We know that time and money are not infinite and are, in fact, typically in very limited supply. We also know that things change over the course of device design and development: staffing, the regulatory environment, competition, technology advances, and other external factors. The bottom line is that business decisions are affected by regulatory and engineering factors as often as regularly and engineering decisions are impacted by business conditions. A device developer’s business team must constantly monitor the competitive landscape and adjust accordingly.
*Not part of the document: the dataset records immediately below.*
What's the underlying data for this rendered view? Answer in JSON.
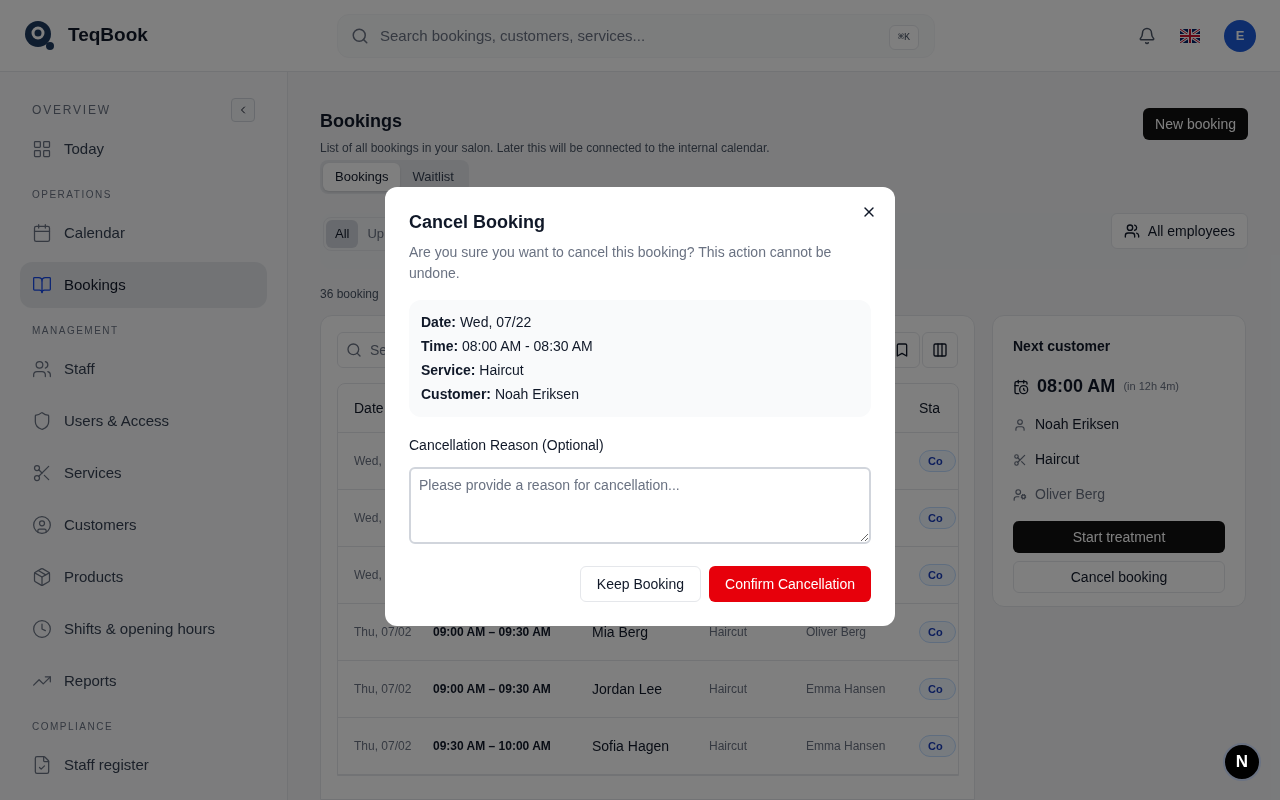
{
  "header": {
    "brand": "TeqBook",
    "search_placeholder": "Search bookings, customers, services...",
    "shortcut": "⌘K",
    "avatar": "E"
  },
  "sidebar": {
    "sections": [
      {
        "title": "OVERVIEW",
        "collapsible": true,
        "items": [
          {
            "label": "Today",
            "selected": false
          }
        ]
      },
      {
        "title": "OPERATIONS",
        "collapsible": false,
        "items": [
          {
            "label": "Calendar",
            "selected": false
          },
          {
            "label": "Bookings",
            "selected": true
          }
        ]
      },
      {
        "title": "MANAGEMENT",
        "collapsible": false,
        "items": [
          {
            "label": "Staff",
            "selected": false
          },
          {
            "label": "Users & Access",
            "selected": false
          },
          {
            "label": "Services",
            "selected": false
          },
          {
            "label": "Customers",
            "selected": false
          },
          {
            "label": "Products",
            "selected": false
          },
          {
            "label": "Shifts & opening hours",
            "selected": false
          },
          {
            "label": "Reports",
            "selected": false
          }
        ]
      },
      {
        "title": "COMPLIANCE",
        "collapsible": false,
        "items": [
          {
            "label": "Staff register",
            "selected": false
          }
        ]
      }
    ]
  },
  "page": {
    "title": "Bookings",
    "subtitle": "List of all bookings in your salon. Later this will be connected to the internal calendar.",
    "new_button": "New booking",
    "tabs": [
      {
        "label": "Bookings",
        "selected": true
      },
      {
        "label": "Waitlist",
        "selected": false
      }
    ],
    "filters": [
      {
        "label": "All",
        "selected": true
      },
      {
        "label": "Up",
        "selected": false
      }
    ],
    "employee_filter": "All employees",
    "count": "36 booking",
    "table": {
      "search_placeholder": "Se",
      "columns": [
        "Date",
        "Sta"
      ],
      "rows": [
        {
          "date": "Wed,",
          "status": "Co"
        },
        {
          "date": "Wed,",
          "status": "Co"
        },
        {
          "date": "Wed,",
          "status": "Co"
        },
        {
          "date": "Thu, 07/02",
          "time": "09:00 AM – 09:30 AM",
          "customer": "Mia Berg",
          "service": "Haircut",
          "employee": "Oliver Berg",
          "status": "Co"
        },
        {
          "date": "Thu, 07/02",
          "time": "09:00 AM – 09:30 AM",
          "customer": "Jordan Lee",
          "service": "Haircut",
          "employee": "Emma Hansen",
          "status": "Co"
        },
        {
          "date": "Thu, 07/02",
          "time": "09:30 AM – 10:00 AM",
          "customer": "Sofia Hagen",
          "service": "Haircut",
          "employee": "Emma Hansen",
          "status": "Co"
        }
      ]
    },
    "next_customer": {
      "title": "Next customer",
      "time": "08:00 AM",
      "eta": "(in 12h 4m)",
      "customer": "Noah Eriksen",
      "service": "Haircut",
      "employee": "Oliver Berg",
      "start_button": "Start treatment",
      "cancel_button": "Cancel booking"
    }
  },
  "dialog": {
    "title": "Cancel Booking",
    "description": "Are you sure you want to cancel this booking? This action cannot be undone.",
    "details": [
      "**Date:** Wed, 07/22",
      "**Time:** 08:00 AM - 08:30 AM",
      "**Service:** Haircut",
      "**Customer:** Noah Eriksen"
    ],
    "reason_label": "Cancellation Reason (Optional)",
    "reason_placeholder": "Please provide a reason for cancellation...",
    "keep_button": "Keep Booking",
    "confirm_button": "Confirm Cancellation"
  },
  "dev_badge": "N"
}
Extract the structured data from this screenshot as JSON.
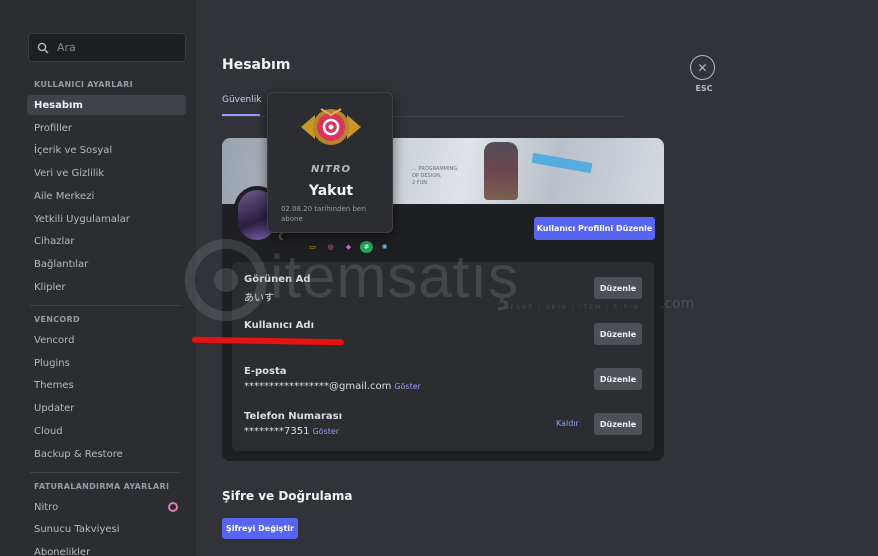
{
  "search": {
    "placeholder": "Ara"
  },
  "sidebar": {
    "sections": [
      {
        "header": "KULLANICI AYARLARI",
        "items": [
          "Hesabım",
          "Profiller",
          "İçerik ve Sosyal",
          "Veri ve Gizlilik",
          "Aile Merkezi",
          "Yetkili Uygulamalar",
          "Cihazlar",
          "Bağlantılar",
          "Klipler"
        ]
      },
      {
        "header": "VENCORD",
        "items": [
          "Vencord",
          "Plugins",
          "Themes",
          "Updater",
          "Cloud",
          "Backup & Restore"
        ]
      },
      {
        "header": "FATURALANDIRMA AYARLARI",
        "items": [
          "Nitro",
          "Sunucu Takviyesi",
          "Abonelikler"
        ]
      }
    ],
    "active_item": "Hesabım"
  },
  "main": {
    "title": "Hesabım",
    "tab": "Güvenlik",
    "edit_profile_button": "Kullanıcı Profilini Düzenle",
    "fields": [
      {
        "label": "Görünen Ad",
        "value": "あいす",
        "edit": "Düzenle"
      },
      {
        "label": "Kullanıcı Adı",
        "value": "",
        "edit": "Düzenle"
      },
      {
        "label": "E-posta",
        "value": "*****************@gmail.com",
        "show": "Göster",
        "edit": "Düzenle"
      },
      {
        "label": "Telefon Numarası",
        "value": "********7351",
        "show": "Göster",
        "remove": "Kaldır",
        "edit": "Düzenle"
      }
    ],
    "password_section_title": "Şifre ve Doğrulama",
    "change_password_button": "Şifreyi Değiştir"
  },
  "close": {
    "label": "ESC"
  },
  "tooltip": {
    "brand": "NITRO",
    "tier": "Yakut",
    "since": "02.08.20 tarihinden beri abone"
  },
  "banner_text": "... PROGRAMMING,\nOP DESIGN.\n2 FUN",
  "watermark": {
    "text": "itemsatış",
    "sub": "HESAP / SKIN / ITEM / E-PIN",
    "com": ".com"
  },
  "colors": {
    "accent": "#5865f2",
    "link": "#949cf7",
    "nitro_pink": "#e07cb6",
    "ruby": "#d9345a"
  }
}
Here’s one example of how technology advances and external conditions can impact a device developer’s business decisions. The developer may be working with a time frame of five years for a device design, qualification, and regulatory approval project. At the start of the project, the market has expressed eagerness for the new device. A few years into the project, though, a new technology is introduced that will dramatically impact the market potential of the device. The developer must now make a critical business decision: continue the project to completion or stop and see if there are ways to apply what has been learned and developed in other ways.
In fact, one device developer with which our company has worked developed a tissue aortic heart valve with replaceable leaflets. It was implanted in the traditional open-heart surgical way but needed only minimally invasive techniques to replace the leaflets. Initial market excitement was high. But during the product’s development and clinical trials, transcatheter aortic valve replacement (TAVR) technology — a better solution for most patients — was approved. Because of this, the company pivoted from its original product plan and adapted the technology it developed to a different use.
The medical device business involves a never-ending stream of decisions, most of them requiring trade-offs. While few are clear-cut, black-and-white choices, it’s important to separate the issues to determine whether they can be addressed with a business decision, an engineering change, or a regulatory adjustment. In some cases, all three might be appropriate.
About The Author:
Jim Kasic is the founder and chairman of Boulder iQ. With more than 30 years of experience in the Class I, II, and III medical device industry, he holds more than 40 U.S. and international patients. His career includes experience with companies ranging from large multinational corporations to start-ups with a national and international scope. Kasic has served as president and CEO of Sophono, Inc., a multinational manufacturer and distributor of implantable hearing devices, which was acquired by Medtronic. He also was the president of OrthoWin, acquired by Zimmer-BioMed. He received a Bachelor of Science in physics and a Master of Science in chemical/biological engineering from the University of Colorado and a Master of Business Administration from the University of Phoenix. He can be reached at email@example.com or on LinkedIn.